We also hear from Representative Jamie Raskin (D-Md.), whose district includes the NIH campus. Raskin speaks about the impact that NIH funding has had on the life of his niece, who has cystic fibrosis.
The panel of speakers is rounded out by Representative Peter King (R-N.Y.) and Representative Donna Shalala (D-Fla.), staunch supporters of NIH funding. You can tell that the representatives in attendance really appreciate the importance of continued NIH funding. It makes us much more confident for our appointments the next day.
Finally, Dr. Francis Collins reiterates the importance of our efforts tomorrow. He especially notes how important this issue is to early career researchers, like Claire and Bishwas, who are the future of medical research.
Thursday, Sept. 19, 7:45 a.m.: We are up bright and early for the Hill Day Kick-off Breakfast. As we sip coffee, we get a pep talk from Congressman Tom Cole (R-Okla.). His tips for convincing elected officials to support NIH funding? “Tell the Democrats that they should do it because it’s the right thing to do. Tell the Republicans that they should do it because it’s the smart thing to do.” Cole reminds us that NIH funding isn’t just good for our health, it’s good for the economy, too.
8:30 a.m.: Along with the 300 other Rally participants, we head across the street to the steps of the Carnegie Library. The first Rally for Medical Research took place on these steps in 2013. Now in its seventh year, we return to that same location for the annual group photo.
9:30 a.m.: It’s finally time to head to the capitol and get started with our advocacy activities. Our trusty guide for the day is John DeMuro, Moffitt’s Federal Legislative Affairs Director. He has over 10 years of experience on Capitol Hill, and definitely knows his way around – thank goodness, we would probably have gotten lost otherwise.
We join up with two other advocates from Florida, representing the Susan G. Komen Foundation. Together, we get started on our whirlwind tour of meetings with Florida’s elected officials.
10:30 a.m.: Our first meeting of the day is with a staff member from Senator Rick Scott’s office. We highlight the innovative research and breakthrough treatments that are being developed at Moffitt – like chimeric antigen T-cell therapy (CAR T).

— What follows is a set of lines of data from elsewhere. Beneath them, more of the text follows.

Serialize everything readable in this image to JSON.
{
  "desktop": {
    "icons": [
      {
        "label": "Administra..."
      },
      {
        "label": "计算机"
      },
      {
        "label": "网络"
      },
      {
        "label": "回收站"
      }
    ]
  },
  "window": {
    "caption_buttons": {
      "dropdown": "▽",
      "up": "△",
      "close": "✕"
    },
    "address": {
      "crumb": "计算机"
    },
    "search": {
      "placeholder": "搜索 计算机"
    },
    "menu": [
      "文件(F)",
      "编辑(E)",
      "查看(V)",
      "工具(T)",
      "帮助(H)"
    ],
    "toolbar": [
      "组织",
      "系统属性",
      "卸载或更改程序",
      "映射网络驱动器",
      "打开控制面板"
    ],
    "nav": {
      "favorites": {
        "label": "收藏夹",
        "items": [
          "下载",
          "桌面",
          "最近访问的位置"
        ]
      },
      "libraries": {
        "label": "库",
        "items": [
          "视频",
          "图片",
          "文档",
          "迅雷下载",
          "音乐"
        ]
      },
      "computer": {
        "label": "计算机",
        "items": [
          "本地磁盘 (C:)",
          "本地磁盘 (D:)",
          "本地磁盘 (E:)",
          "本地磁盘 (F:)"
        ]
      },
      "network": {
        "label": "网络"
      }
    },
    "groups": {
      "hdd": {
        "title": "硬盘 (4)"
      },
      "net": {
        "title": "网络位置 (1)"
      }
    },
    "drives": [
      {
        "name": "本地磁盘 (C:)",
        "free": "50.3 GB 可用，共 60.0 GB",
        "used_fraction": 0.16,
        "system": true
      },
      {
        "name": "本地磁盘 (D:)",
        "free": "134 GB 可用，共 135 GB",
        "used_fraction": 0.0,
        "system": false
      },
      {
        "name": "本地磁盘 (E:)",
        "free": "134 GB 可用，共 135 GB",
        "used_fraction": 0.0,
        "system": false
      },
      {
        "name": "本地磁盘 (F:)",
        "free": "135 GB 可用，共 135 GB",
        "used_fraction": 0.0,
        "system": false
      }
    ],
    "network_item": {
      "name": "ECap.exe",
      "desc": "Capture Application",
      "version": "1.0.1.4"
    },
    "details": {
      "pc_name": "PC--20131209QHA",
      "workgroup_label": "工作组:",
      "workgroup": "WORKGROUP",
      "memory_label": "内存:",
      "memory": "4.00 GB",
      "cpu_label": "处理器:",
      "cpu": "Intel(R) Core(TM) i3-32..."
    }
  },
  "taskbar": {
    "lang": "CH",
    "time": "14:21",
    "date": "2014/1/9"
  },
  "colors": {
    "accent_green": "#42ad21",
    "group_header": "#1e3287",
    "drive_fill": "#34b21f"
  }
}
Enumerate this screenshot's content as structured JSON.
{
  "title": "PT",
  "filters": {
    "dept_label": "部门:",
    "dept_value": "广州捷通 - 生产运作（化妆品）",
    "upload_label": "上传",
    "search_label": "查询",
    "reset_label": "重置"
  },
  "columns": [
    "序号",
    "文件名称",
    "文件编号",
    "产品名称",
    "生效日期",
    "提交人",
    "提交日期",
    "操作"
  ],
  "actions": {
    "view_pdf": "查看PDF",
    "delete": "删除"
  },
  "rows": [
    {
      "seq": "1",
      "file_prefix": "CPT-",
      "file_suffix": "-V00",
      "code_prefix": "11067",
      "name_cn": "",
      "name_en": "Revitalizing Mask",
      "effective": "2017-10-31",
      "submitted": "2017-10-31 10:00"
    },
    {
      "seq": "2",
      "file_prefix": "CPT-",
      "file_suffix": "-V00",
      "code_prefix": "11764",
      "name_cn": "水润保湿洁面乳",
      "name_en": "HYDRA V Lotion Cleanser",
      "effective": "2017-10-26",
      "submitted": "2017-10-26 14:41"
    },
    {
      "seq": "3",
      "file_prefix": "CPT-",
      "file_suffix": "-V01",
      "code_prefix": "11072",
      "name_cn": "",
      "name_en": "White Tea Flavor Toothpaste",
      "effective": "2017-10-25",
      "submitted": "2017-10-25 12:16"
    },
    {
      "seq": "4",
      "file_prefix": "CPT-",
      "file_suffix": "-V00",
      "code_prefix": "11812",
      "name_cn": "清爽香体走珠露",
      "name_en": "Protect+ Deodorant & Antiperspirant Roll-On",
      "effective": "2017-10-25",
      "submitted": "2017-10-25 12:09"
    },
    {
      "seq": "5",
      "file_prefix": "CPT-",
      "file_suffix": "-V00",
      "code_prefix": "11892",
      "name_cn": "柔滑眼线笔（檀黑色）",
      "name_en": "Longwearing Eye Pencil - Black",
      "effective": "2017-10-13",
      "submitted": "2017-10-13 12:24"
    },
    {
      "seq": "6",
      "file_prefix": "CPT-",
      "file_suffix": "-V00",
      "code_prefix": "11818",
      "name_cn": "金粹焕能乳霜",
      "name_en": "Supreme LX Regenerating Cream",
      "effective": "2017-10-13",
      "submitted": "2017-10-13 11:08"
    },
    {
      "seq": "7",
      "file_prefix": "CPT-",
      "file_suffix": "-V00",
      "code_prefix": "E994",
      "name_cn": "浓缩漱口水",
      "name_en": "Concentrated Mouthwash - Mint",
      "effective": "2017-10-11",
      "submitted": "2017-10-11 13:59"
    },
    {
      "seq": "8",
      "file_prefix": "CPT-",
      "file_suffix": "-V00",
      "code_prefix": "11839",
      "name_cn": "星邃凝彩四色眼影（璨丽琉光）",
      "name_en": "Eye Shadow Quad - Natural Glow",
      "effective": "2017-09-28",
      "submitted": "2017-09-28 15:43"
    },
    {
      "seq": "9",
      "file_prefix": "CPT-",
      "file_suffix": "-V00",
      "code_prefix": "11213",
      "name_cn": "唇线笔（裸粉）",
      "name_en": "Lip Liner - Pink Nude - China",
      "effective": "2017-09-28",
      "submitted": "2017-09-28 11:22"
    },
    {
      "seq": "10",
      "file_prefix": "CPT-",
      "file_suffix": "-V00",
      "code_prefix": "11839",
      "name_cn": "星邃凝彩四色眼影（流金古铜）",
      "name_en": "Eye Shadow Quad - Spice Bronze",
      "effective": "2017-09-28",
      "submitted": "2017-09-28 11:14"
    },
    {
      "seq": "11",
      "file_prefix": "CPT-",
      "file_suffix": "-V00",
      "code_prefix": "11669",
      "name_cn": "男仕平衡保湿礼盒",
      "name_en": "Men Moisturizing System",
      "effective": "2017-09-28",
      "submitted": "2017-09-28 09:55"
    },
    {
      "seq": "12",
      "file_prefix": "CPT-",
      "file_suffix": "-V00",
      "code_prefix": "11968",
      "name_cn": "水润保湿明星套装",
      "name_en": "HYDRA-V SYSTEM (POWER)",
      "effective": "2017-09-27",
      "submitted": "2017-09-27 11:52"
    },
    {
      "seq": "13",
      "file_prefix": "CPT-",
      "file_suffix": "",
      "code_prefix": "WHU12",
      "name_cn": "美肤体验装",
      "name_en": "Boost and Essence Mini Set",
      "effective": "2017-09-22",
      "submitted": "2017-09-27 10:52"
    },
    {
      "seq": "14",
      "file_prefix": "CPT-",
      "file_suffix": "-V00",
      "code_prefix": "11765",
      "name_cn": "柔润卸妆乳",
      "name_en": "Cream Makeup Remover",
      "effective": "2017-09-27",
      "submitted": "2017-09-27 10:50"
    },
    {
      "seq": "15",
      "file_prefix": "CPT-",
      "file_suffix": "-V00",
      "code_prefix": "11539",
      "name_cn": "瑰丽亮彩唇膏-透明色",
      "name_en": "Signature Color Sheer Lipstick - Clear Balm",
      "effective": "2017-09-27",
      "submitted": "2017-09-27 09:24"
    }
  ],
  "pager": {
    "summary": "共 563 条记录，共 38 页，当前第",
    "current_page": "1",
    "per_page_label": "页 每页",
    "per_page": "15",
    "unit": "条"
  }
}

11:15 a.m.: Next, we meet with a staff member from Representative Charlie Crist’s office. Crist, who is the former Governor of Florida and calls St. Petersburg home, is very familiar with Moffitt. We discuss the cancer center’s community outreach and engagement activities, as well as the benefit of cancer prevention on population health.
11:55 a.m.: Break for lunch. The cafeteria at the Capitol is bustling. It’s very interesting to see all of the other advocacy groups that are represented here. The Alzheimer’s Association, in particular, has a lot of advocates present.
1:30 p.m.: Meet with a staff member from Congresswoman Kathy Castor’s office. Castor is a BIG supporter of Moffitt, and loves meeting the researchers, but she was called away to vote right when we were supposed to meet. It just shows you how busy things are when Congress is in session.
2:10 p.m.: En route to our next meeting, we see Senator Cory Booker (D-N.J.) hailing a cab. You never know who you’re going to run into when you’re on Capitol Hill.
2:30 p.m.: This meeting is a little different. We sit down with Laura Friedel, staff director of the Health and Human Services Subcommittee of the Senate Appropriations Committee. Friedel has worked with the U.S. Senate Appropriations committee for over 8 years, and she really knows her stuff. She asked extremely thoughtful questions about the impact of NIH funding on our research and our career trajectories.
3:30 p.m.: Our last meeting of the day is with a staff member from Representative Ross Spano’s office. Spano’s district begins in Temple Terrace but spans all the way east to Lakeland and north toward Ocala. As much of Spano’s district is rural, we spend some time discussing access to care issues and urban-rural health disparities.
4:05 p.m.: We’re done with our day on the Hill. All told, we logged five meetings with our elected officials and 13,971 steps.
Want to learn more about the Rally for Medical Research? Visit rallyformedicalresearch.org